At 11 years old, Collegiate Farm Bureau is a fairly new Indiana Farm Bureau program, but it has already made an impact on individual members’ lives and campus life in general through professional networking, career development experience, national travel opportunities, scholarships, philanthropy and more.
The newest chapter is at Huntington, and it was added in 2016, just after the university opened the Haupert Institute for Agriculture in 2015.
According to the Huntington University website, “Haupert Institute promotes a Christian perspective on agriculture, which recognizes our responsibility to be good stewards of God's creation and to examine questions of sustainability and justice.”
Its agribusiness program includes concentrations in agrimanagement, agrimarketing, agrieconomics and finance, agrientrepreneurial small business management, crop production, communication and public policy, ministry and missions, and agriculture education.
The Huntington chapter currently has approximately 35 members. The students have bi-weekly meetings and participate on the Huntington County Farm Bureau board. Their two main fundraising and campus awareness events are the Fall Harvest Festival and Spring Petting Zoo.
Leap Into Leadership
Madison Riggle is a Collegiate Farm Bureau alum and 2018 Huntington grad (one of the first from the Haupert Institute for Agriculture) who now works for Bayer Crop Science. She recently talked to The Hoosier Farmer about what the collegiate program meant to her. (Photo by Adrianna Holst of Holst Photography.
Indiana Farm Bureau has been an organization that has challenged me professionally and personally. When I look back on my college career, INFB was my first leap into leadership. The organization has provided me with a strong backbone to be an advocate for agriculture both locally and nationwide.
My first travel experience with INFB was the collegiate trip to Washington, D.C., where I, along with other collegiate members, experienced the USDA crop report lock-up. But it was much more than that.

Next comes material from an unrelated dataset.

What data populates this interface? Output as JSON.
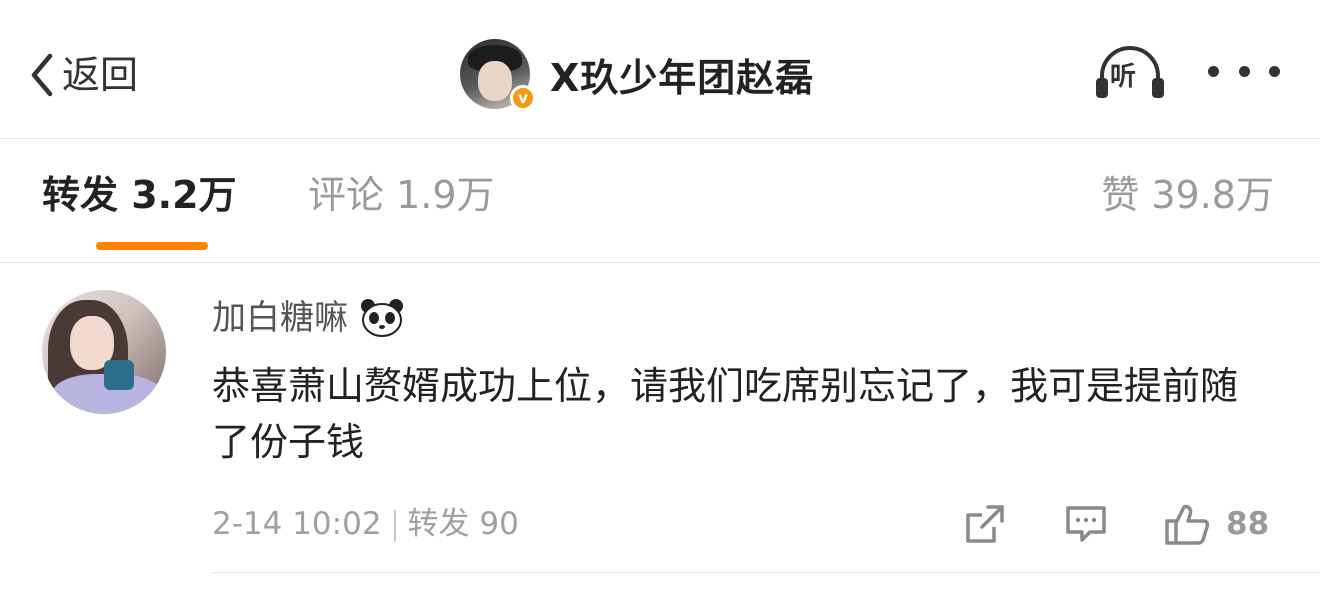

I gained knowledge and confidence on the policies that benefit and impact our farmers. I became experienced in sitting down with government officials and sharing what’s on the minds of our people. Additionally, attending the USDA crop report allowed me to gain a better understanding of what goes into the crop report, which has assisted me as I have pursued a career in the agriculture industry. I also gained a network of young professionals that became familiar faces as I pursued leadership opportunities.
Along with these experiences, I had the chance to serve on the Huntington County board. This gave me a deeper understanding of what I was lobbying for when I visited D.C. I sat through conversations about policies that were impacting Huntington County farmers. I also had the chance to help the community learn more about our diverse industry.

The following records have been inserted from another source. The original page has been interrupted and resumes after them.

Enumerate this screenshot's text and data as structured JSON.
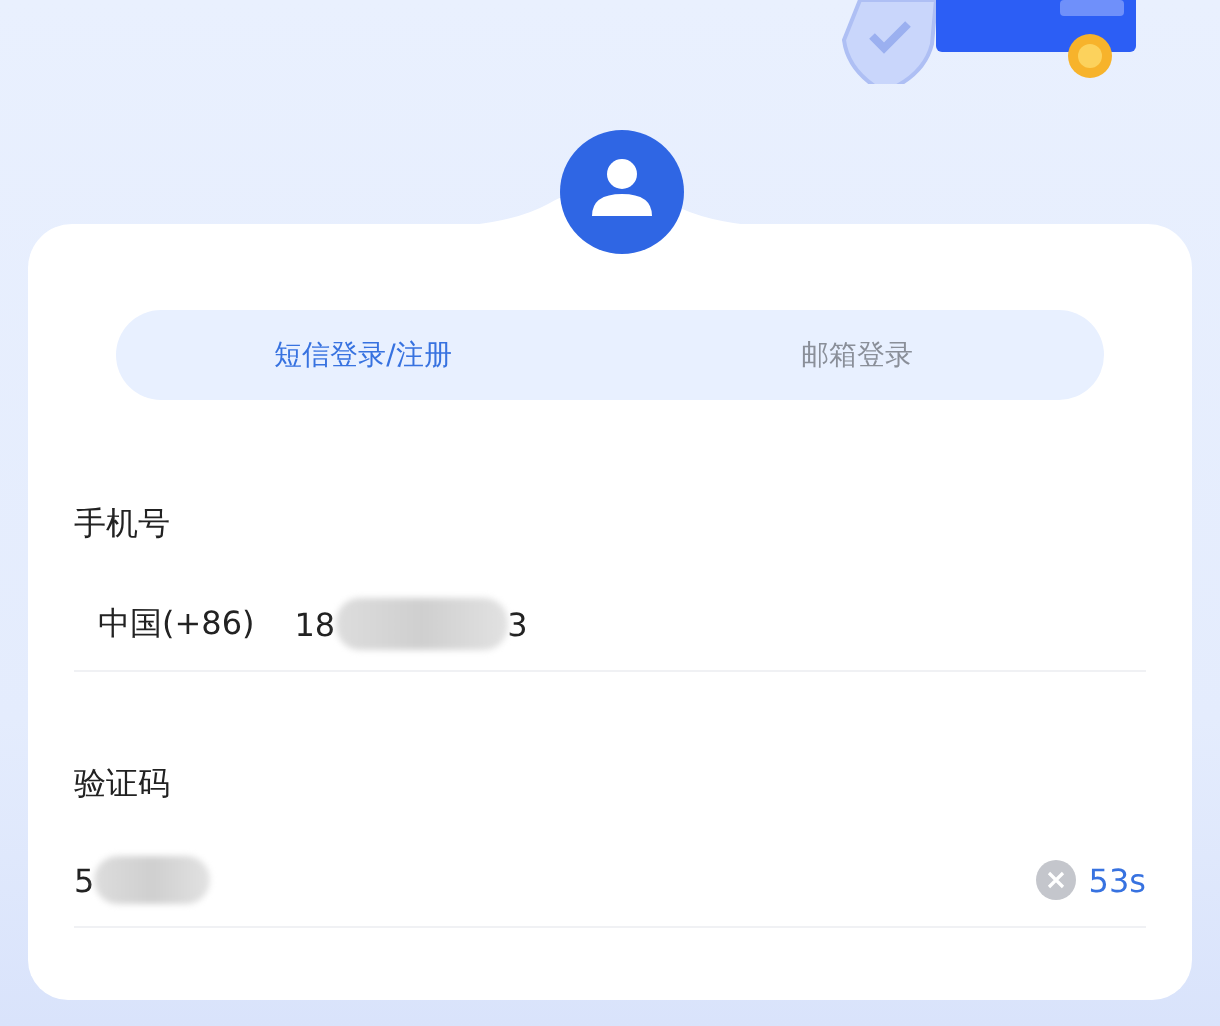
{
  "tabs": [
    {
      "label": "短信登录/注册",
      "selected": true
    },
    {
      "label": "邮箱登录",
      "selected": false
    }
  ],
  "phone": {
    "label": "手机号",
    "country_code": "中国(+86)",
    "value_start": "18",
    "value_end": "3",
    "redacted": true
  },
  "code": {
    "label": "验证码",
    "value_start": "5",
    "redacted": true,
    "countdown": "53s"
  }
}
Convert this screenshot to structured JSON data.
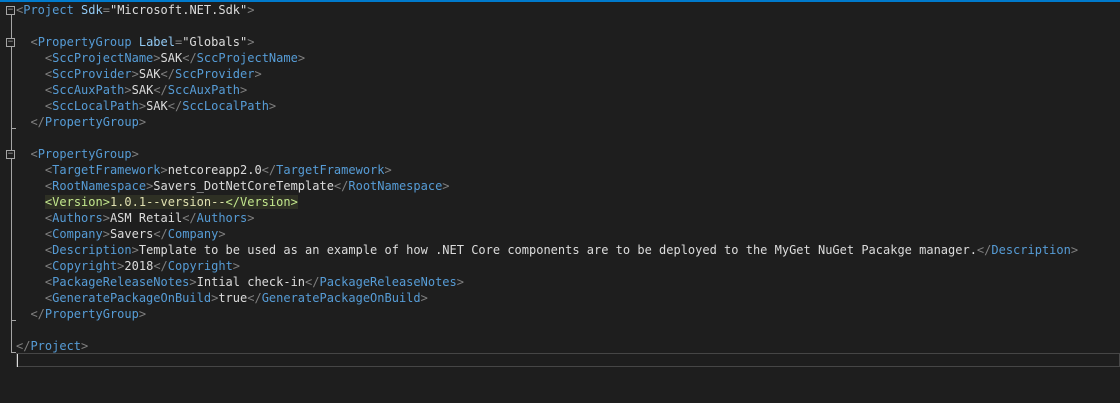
{
  "code": {
    "project_open_lt": "<",
    "project_open_tag": "Project",
    "project_attr_name": "Sdk",
    "project_attr_eq": "=",
    "project_attr_value": "\"Microsoft.NET.Sdk\"",
    "project_open_gt": ">",
    "pg1_lt": "<",
    "pg1_tag": "PropertyGroup",
    "pg1_attr_name": "Label",
    "pg1_attr_eq": "=",
    "pg1_attr_value": "\"Globals\"",
    "pg1_gt": ">",
    "scc_project_name_open": "SccProjectName",
    "scc_project_name_value": "SAK",
    "scc_provider_open": "SccProvider",
    "scc_provider_value": "SAK",
    "scc_aux_path_open": "SccAuxPath",
    "scc_aux_path_value": "SAK",
    "scc_local_path_open": "SccLocalPath",
    "scc_local_path_value": "SAK",
    "pg1_close": "PropertyGroup",
    "pg2_open": "PropertyGroup",
    "target_framework_tag": "TargetFramework",
    "target_framework_value": "netcoreapp2.0",
    "root_namespace_tag": "RootNamespace",
    "root_namespace_value": "Savers_DotNetCoreTemplate",
    "version_tag": "Version",
    "version_value": "1.0.1--version--",
    "authors_tag": "Authors",
    "authors_value": "ASM Retail",
    "company_tag": "Company",
    "company_value": "Savers",
    "description_tag": "Description",
    "description_value": "Template to be used as an example of how .NET Core components are to be deployed to the MyGet NuGet Pacakge manager.",
    "copyright_tag": "Copyright",
    "copyright_value": "2018",
    "release_notes_tag": "PackageReleaseNotes",
    "release_notes_value": "Intial check-in",
    "generate_package_tag": "GeneratePackageOnBuild",
    "generate_package_value": "true",
    "pg2_close": "PropertyGroup",
    "project_close": "Project",
    "lt": "<",
    "lt_slash": "</",
    "gt": ">",
    "fold_minus": "−"
  },
  "colors": {
    "background": "#1e1e1e",
    "delimiter": "#808080",
    "tag_name": "#569cd6",
    "attribute_name": "#92caf4",
    "text": "#dcdcdc",
    "highlight": "#c3e88d",
    "accent_bar": "#007acc"
  }
}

Through all of these experiences, I was able to learn from many strong leaders that have impacted my life, like the president of Huntington County’s board, Paul Jacobs. I also had strong women who helped me grow into the woman I am today, like Allie Rieth, Casie Roland and Carlee Cook (all current or former members of INFB’s staff).
I’m truly thankful for the experiences I had while being in INFB’s collegiate chapter at Huntington and I look forward to continuing my involvement in Farm Bureau wherever my career takes me.
Opportunity and Leadership
Karley Hockemeyer is a current member of the Huntington University Collegiate Farm Bureau. She recently discussed the value of her Farm Bureau experiences with The Hoosier Farmer. (Photo by Madison Riggle.)
To me, Collegiate Farm Bureau screams opportunity and leadership. Our students have been able to learn about agriculture from many angles and many different regions of the country, while also learning leadership skills along the way, which have helped them in many aspects of their lives.
Through our many meetings, trips and events, Collegiate Farm Bureau has helped the students in our ag program here at Huntington University maintain our family connection. Not only do we support one another as leaders, we are all one big family who encourages one another in personal and professional development.